“Escape and Evasion” maps were given to airmen during World War II to avoid capture behind enemy lines. Such maps were one of many in the military man’s arsenal, but in some respects this navigational tool represents one of the most significant products of war-era ingenuity. This Pacific Ocean “drift map,” scaled at 1:4,000,000, illustrates known ocean currents and prevailing winds that assisted navigation should airmen find themselves stranded on a life raft. The multiple compass roses represent derivations of magnetic north based on geographic location. The green lines represent the direction of currents May through September, while red lines represent November through March. Unfortunately, tides and currents during the transition months of October and April were impossible to determine and are thus not illustrated.
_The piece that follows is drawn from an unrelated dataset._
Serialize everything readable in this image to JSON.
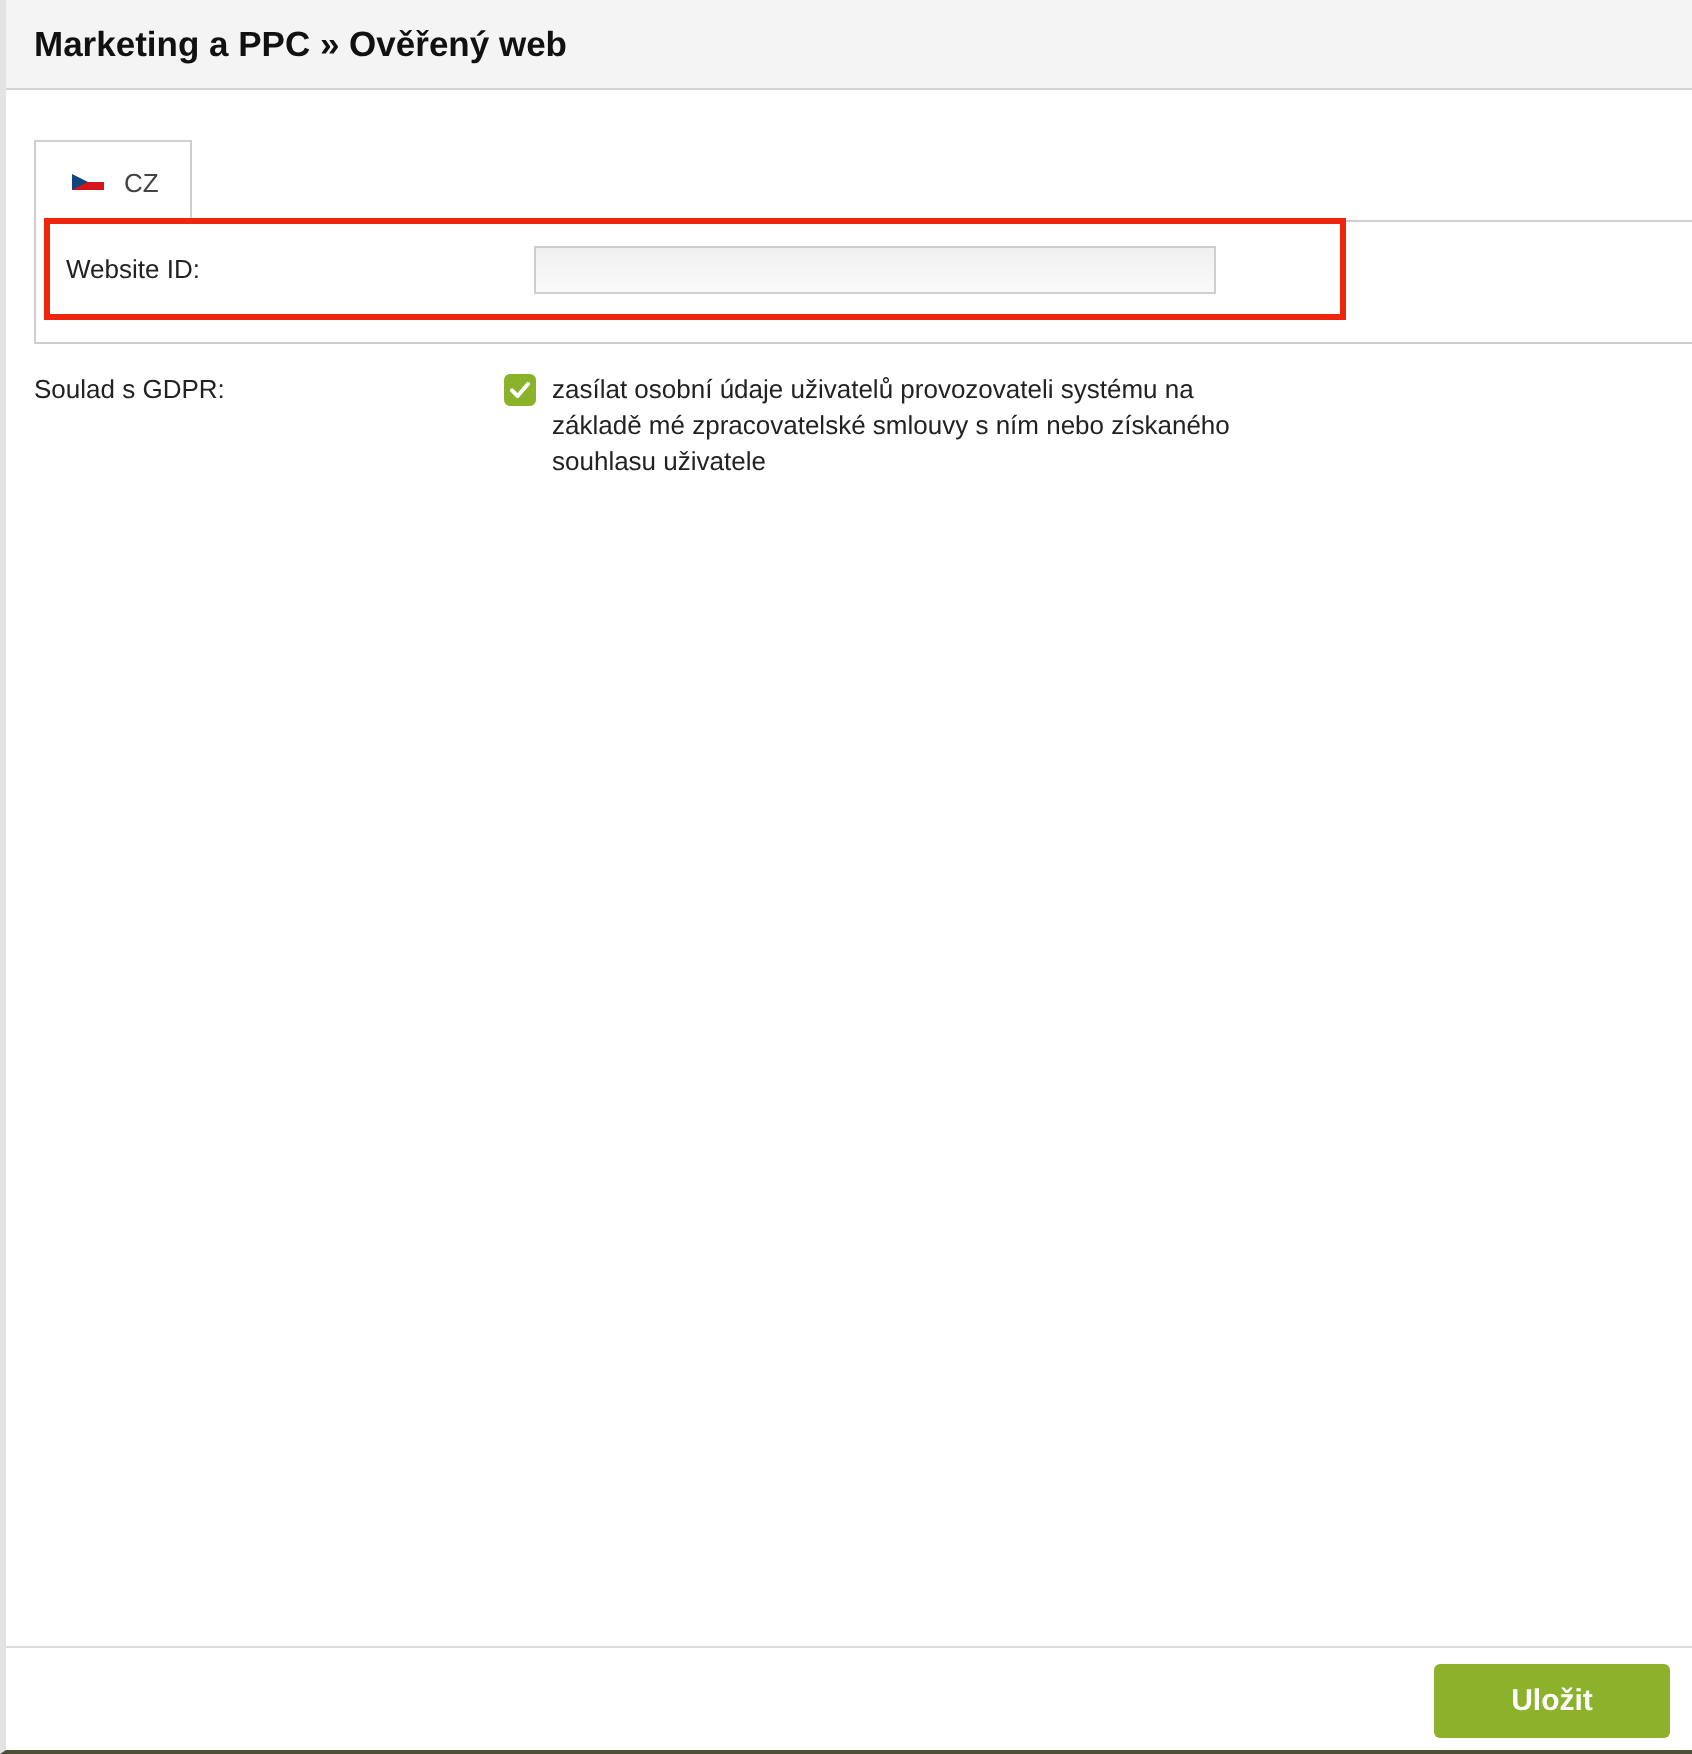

The first such maps were made of silk, but as the Japanese tightened control of major supply sources, the American military turned to a homegrown team of scientists at DuPont for a solution. The result was rayon, a synthetic-fiber fabric. Fabric maps had many advantages over paper maps: they folded easily and quietly, could be hidden inside the lining of uniforms and flight clothing, and could withstand harsh weather conditions and extended periods submerged in water. The inherent qualities of fabric maps, and rayon maps in particular, were especially important for airmen flying over vast bodies of water in the Pacific theater.

Producing these maps proved to be no easy task, as it was difficult to translate traditional paper-printing techniques to cloth. For this, the Army Map Service turned to the board-game industry. Companies such as Milton Bradley typically printed game boards on linen, which was then mounted to a cardboard backing, a technique highly transferable to the production of rayon maps. By war’s end, over 3.5 million maps were printed by game companies, textile firms, and the Government Printing Office. This map represents one of several in the Cooper Hewitt’s collection.

The escape map and other tools appear in the exhibition Tools: Extending Our Reach, 12 December 2014 – 25 May 2015.

Andrew Gardner is currently a graduate student intern and a former summer 2014 Peter Krueger curatorial intern at the Cooper Hewitt, Smithsonian Design Museum. He is pursuing a master’s in Design History from the Bard Graduate Center, expected 2015.

Leave a reply

Your email address will not be published. Required fields are marked *